With this goal in mind, I set out to introduce some noise into my DNS requests as my weekend project this weekend. It turned out to be easier than I expected thanks to some existing work by others (always stand on other’s shoulders when you can). The first thing I did was clone down a copy of noisy. After playing with it a bit, I felt like it was a decent base, but I didn’t care for the default “root_urls” (The Pirate Bay? Really? I don’t need my ISP sending me cease-and-desist letters, thank you), I didn’t think there were enough “root_urls”, and I didn’t like that the “root_urls” were never updated. Thankfully, Cisco has a project called Umbrella that seems like a good fit for all three concerns.

At this point, it was just a matter of gluing all these pieces together. A sudo later, and it was time to start working. The first thing I did was create /etc/noisy to hold my modified config and to provide a working directory for the daemon. Daemon, you say? Yup, for the second step, we create a systemd service file to run our noise process. The /etc/systemd/system/noisy.service file ends up looking like:

Description=Simple random DNS, HTTP/S internet traffic noise generator

ExecStart=/usr/bin/python /srv/repos/noisy/ --config /etc/noisy/config.json


With this incredibly simple setup in place, systemd will launch the Python script in our copy of the repo (/srv/repos/noisy on my system), use the config file I write in /etc/noisy, and will log to journald while identifying itself as noisy in the journal.

Now we just need to write our config file to use the hosts from Umbrella. Thankfully, noisy uses JSON for its config file, so rewriting it is trivial. I created a Bash script to handle this for me:


mv /etc/noisy/ /etc/noisy/

wget -q -O /etc/noisy/

unzip -q -d /etc/noisy -o /etc/noisy/

cat << EOF > /etc/noisy/config.json
        "max_depth": 25,
        "min_sleep": 3,
        "max_sleep": 6,
        "timeout": false,
        "root_urls": [

cat /etc/noisy/top-1m.csv | cut -d, -f2 | while read url; do
        echo -e "\t\t\"http://${url}\"," >> /etc/noisy/config.json

echo -e "\t\t\"\"" >> /etc/noisy/config.json

cat << EOF >> /etc/noisy/config.json
        "blacklisted_urls": [
        "user_agents": [

cat /srv/repos/noisy/config.json|jq .user_agents | tail -n +2 >> /etc/noisy/config.json

echo '}' >> /etc/noisy/config.json

sed -i 's/^M//' /etc/noisy/config.json

systemctl restart noisy

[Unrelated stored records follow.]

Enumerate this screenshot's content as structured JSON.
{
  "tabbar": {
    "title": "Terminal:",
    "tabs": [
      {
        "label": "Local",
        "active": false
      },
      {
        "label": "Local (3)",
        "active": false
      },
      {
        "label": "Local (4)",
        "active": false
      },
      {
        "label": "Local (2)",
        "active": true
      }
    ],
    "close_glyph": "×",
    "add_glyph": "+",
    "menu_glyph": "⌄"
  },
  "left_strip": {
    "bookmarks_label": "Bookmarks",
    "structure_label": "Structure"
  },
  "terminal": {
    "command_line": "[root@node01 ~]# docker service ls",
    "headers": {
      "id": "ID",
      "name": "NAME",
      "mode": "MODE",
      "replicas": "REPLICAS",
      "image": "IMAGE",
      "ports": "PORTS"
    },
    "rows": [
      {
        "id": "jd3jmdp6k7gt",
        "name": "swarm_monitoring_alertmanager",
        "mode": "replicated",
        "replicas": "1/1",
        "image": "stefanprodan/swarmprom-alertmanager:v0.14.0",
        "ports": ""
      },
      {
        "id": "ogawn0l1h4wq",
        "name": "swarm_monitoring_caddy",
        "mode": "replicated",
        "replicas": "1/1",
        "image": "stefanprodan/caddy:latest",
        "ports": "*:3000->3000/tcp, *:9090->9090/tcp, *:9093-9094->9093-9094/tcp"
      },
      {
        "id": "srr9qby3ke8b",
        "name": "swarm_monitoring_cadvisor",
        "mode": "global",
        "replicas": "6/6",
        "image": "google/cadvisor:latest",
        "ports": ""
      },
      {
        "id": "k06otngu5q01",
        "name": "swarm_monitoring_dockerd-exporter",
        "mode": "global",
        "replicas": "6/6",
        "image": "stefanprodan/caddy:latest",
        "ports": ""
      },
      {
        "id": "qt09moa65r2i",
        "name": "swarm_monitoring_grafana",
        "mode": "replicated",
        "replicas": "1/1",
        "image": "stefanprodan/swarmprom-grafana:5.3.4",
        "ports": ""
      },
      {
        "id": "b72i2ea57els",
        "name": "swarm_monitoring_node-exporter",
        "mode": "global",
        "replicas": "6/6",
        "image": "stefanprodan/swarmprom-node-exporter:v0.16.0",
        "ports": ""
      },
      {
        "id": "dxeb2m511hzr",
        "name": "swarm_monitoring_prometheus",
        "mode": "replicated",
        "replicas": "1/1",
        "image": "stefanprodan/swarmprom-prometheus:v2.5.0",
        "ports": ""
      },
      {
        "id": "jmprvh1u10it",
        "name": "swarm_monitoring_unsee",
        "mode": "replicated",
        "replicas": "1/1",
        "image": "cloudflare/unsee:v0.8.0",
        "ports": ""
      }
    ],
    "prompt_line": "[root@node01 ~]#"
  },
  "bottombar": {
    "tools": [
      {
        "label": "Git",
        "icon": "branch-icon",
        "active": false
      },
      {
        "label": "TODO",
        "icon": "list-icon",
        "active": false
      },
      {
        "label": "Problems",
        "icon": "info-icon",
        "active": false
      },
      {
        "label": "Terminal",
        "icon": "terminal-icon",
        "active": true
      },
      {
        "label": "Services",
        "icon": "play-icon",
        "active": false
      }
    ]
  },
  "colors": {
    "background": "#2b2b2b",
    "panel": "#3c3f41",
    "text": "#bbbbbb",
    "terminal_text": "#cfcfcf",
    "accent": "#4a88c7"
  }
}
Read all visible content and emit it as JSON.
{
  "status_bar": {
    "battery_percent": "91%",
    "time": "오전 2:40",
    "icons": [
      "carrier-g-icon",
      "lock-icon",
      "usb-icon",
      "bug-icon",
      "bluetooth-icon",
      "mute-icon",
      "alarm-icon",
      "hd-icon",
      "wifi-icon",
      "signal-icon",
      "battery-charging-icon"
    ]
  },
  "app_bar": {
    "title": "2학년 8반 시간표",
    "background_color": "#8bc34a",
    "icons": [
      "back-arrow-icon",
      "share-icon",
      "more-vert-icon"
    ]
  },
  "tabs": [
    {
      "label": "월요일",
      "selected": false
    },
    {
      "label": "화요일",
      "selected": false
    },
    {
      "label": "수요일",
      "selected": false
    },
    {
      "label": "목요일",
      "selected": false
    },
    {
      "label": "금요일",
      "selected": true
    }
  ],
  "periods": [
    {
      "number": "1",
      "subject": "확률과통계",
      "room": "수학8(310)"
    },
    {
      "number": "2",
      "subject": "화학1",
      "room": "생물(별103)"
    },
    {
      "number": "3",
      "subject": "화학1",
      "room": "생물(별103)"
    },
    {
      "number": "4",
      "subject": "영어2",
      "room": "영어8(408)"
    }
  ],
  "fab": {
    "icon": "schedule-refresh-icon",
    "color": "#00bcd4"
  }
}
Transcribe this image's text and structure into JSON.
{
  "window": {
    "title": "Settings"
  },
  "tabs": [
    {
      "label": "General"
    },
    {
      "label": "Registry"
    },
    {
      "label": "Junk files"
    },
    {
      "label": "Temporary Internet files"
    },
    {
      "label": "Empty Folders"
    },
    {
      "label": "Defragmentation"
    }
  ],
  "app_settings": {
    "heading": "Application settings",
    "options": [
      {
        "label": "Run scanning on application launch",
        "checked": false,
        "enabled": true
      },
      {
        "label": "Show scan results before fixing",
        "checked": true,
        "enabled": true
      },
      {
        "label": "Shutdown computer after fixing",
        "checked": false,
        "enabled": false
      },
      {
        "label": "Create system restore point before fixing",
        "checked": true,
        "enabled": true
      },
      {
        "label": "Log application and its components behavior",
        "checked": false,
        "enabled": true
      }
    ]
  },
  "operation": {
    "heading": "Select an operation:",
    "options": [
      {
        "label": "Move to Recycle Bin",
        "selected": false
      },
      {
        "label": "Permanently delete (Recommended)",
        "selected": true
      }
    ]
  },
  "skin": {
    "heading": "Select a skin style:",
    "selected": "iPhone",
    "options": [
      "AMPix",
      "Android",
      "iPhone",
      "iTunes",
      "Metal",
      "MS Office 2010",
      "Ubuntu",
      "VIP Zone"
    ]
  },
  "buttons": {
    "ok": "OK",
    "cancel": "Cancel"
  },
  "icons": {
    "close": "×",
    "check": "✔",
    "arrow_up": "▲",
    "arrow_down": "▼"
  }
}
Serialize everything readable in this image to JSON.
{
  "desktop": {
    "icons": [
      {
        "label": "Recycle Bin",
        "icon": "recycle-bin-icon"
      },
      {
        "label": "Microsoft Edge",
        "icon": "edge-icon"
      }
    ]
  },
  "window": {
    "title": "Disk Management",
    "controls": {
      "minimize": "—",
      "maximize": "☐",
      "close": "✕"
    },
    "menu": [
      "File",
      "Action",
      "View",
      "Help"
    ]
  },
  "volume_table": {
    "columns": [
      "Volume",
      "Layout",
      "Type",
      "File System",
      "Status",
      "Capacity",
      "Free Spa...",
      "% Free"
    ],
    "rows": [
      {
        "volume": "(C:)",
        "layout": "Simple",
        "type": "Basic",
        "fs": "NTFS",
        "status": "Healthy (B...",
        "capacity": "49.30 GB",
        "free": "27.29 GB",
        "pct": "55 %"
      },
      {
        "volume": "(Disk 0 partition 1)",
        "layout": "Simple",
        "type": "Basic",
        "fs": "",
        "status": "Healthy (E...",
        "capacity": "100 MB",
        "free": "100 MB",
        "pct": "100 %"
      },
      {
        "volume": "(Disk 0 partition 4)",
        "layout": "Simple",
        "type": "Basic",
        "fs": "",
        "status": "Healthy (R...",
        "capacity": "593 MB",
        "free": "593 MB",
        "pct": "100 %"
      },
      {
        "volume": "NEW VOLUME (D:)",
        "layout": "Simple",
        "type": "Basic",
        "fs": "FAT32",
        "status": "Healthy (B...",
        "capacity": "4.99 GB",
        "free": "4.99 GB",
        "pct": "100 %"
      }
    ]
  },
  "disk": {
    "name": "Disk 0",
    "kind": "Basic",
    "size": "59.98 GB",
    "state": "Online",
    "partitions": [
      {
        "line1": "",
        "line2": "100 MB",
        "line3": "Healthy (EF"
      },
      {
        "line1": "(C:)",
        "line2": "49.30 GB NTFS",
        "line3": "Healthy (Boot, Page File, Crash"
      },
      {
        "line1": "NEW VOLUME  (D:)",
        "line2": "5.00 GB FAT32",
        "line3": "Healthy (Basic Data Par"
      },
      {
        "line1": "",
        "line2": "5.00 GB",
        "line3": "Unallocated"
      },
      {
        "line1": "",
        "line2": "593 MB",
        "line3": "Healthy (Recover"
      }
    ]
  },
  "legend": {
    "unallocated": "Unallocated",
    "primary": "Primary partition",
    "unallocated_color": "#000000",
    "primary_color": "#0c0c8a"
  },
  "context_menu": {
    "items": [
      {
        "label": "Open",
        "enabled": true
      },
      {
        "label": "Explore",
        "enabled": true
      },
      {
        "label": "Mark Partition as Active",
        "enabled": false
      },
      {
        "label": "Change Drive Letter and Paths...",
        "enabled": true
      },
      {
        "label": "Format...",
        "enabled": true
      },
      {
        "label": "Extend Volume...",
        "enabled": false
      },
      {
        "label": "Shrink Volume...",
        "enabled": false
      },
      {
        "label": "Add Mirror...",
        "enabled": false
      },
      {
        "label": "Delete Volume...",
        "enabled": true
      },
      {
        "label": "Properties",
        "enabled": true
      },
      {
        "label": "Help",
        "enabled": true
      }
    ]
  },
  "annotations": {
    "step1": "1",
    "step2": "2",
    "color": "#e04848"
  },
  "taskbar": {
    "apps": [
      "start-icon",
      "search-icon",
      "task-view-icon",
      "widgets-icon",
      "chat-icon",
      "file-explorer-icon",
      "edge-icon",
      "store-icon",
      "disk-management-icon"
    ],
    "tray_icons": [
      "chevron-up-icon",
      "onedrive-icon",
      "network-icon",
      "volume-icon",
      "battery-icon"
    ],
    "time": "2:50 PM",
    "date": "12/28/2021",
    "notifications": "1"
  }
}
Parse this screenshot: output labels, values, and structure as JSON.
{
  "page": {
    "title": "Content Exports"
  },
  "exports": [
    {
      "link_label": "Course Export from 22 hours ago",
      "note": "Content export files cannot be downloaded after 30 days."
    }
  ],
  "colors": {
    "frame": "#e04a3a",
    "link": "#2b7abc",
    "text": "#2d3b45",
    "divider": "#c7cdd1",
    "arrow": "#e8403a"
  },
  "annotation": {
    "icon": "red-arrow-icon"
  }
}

This script moves the previously downloaded Umbrella file out of the way, downloads the latest version from S3, and unzips it. This gives us a CSV file that we’ll use in a moment. The script then starts writing the config file by setting some defaults and starting the ‘root_urls’ key. We then look over every line in the CSV file, and pull the URL from the 2nd field. We prepend ‘http://’ to the URL and write the result out to our config file. To close out the ‘root_urls’ section, we write to it (just to always have a known quantity as the ’end marker’ if I need to debug anything). Up next, we copy over the ‘blacklisted_urls’ keys from the default config, and finally we use jq to pull all the ‘user_agents’ into our config. Because Cisco uses DOS line-endings, we run a sed on the resulting file to remove these and we’re good to go. I’m sure there’s a “better” way to do all this, but it wasn’t worth optimizing for now, imho.

Now that we’ve got our file in shape, we tell systemd to restart the daemon and we’re off to the races, as journalctl shows:

Aug 14 17:09:02 nuc noisy[240416]: INFO:root:Visiting
Aug 14 17:09:07 nuc noisy[240416]: INFO:root:Visiting,362&ITEMS=RE9032%7CR0D067%7CR82102%7CRD9008&HPLoc=MB18
Aug 14 17:09:13 nuc noisy[240416]: INFO:root:Visiting

And now I’m sure my ISP hates me ;)